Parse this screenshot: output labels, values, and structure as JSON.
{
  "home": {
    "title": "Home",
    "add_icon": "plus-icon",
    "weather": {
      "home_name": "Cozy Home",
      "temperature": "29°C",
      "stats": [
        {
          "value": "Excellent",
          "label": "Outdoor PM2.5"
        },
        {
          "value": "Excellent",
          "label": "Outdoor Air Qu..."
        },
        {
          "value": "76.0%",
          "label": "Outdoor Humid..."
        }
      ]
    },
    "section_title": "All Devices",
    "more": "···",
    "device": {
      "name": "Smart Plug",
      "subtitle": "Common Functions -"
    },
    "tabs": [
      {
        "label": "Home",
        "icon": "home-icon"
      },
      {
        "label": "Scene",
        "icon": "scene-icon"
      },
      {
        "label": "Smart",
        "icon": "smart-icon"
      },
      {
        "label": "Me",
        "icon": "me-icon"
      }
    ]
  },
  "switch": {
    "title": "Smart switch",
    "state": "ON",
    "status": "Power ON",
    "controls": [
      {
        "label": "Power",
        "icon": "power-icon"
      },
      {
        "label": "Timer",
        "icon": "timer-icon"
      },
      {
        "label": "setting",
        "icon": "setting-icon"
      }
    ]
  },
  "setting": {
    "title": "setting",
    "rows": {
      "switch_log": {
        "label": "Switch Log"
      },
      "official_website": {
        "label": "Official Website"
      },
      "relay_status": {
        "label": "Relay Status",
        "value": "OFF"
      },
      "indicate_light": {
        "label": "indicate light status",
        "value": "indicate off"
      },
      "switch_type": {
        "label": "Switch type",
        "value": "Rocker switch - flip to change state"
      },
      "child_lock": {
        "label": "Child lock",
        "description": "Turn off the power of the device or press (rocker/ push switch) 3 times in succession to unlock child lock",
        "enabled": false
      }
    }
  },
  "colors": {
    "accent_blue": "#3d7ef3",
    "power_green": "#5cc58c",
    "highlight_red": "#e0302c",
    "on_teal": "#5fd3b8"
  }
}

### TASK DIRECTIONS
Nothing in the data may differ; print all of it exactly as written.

### THE COMPLETED TASK
Parse this screenshot: output labels, values, and structure as JSON.
{
  "home": {
    "title": "Home",
    "add_icon": "plus-icon",
    "weather": {
      "home_name": "Cozy Home",
      "temperature": "29°C",
      "stats": [
        {
          "value": "Excellent",
          "label": "Outdoor PM2.5"
        },
        {
          "value": "Excellent",
          "label": "Outdoor Air Qu..."
        },
        {
          "value": "76.0%",
          "label": "Outdoor Humid..."
        }
      ]
    },
    "section_title": "All Devices",
    "more": "···",
    "device": {
      "name": "Smart Plug",
      "subtitle": "Common Functions -"
    },
    "tabs": [
      {
        "label": "Home",
        "icon": "home-icon"
      },
      {
        "label": "Scene",
        "icon": "scene-icon"
      },
      {
        "label": "Smart",
        "icon": "smart-icon"
      },
      {
        "label": "Me",
        "icon": "me-icon"
      }
    ]
  },
  "switch": {
    "title": "Smart switch",
    "state": "ON",
    "status": "Power ON",
    "controls": [
      {
        "label": "Power",
        "icon": "power-icon"
      },
      {
        "label": "Timer",
        "icon": "timer-icon"
      },
      {
        "label": "setting",
        "icon": "setting-icon"
      }
    ]
  },
  "setting": {
    "title": "setting",
    "rows": {
      "switch_log": {
        "label": "Switch Log"
      },
      "official_website": {
        "label": "Official Website"
      },
      "relay_status": {
        "label": "Relay Status",
        "value": "OFF"
      },
      "indicate_light": {
        "label": "indicate light status",
        "value": "indicate off"
      },
      "switch_type": {
        "label": "Switch type",
        "value": "Rocker switch - flip to change state"
      },
      "child_lock": {
        "label": "Child lock",
        "description": "Turn off the power of the device or press (rocker/ push switch) 3 times in succession to unlock child lock",
        "enabled": false
      }
    }
  },
  "colors": {
    "accent_blue": "#3d7ef3",
    "power_green": "#5cc58c",
    "highlight_red": "#e0302c",
    "on_teal": "#5fd3b8"
  }
}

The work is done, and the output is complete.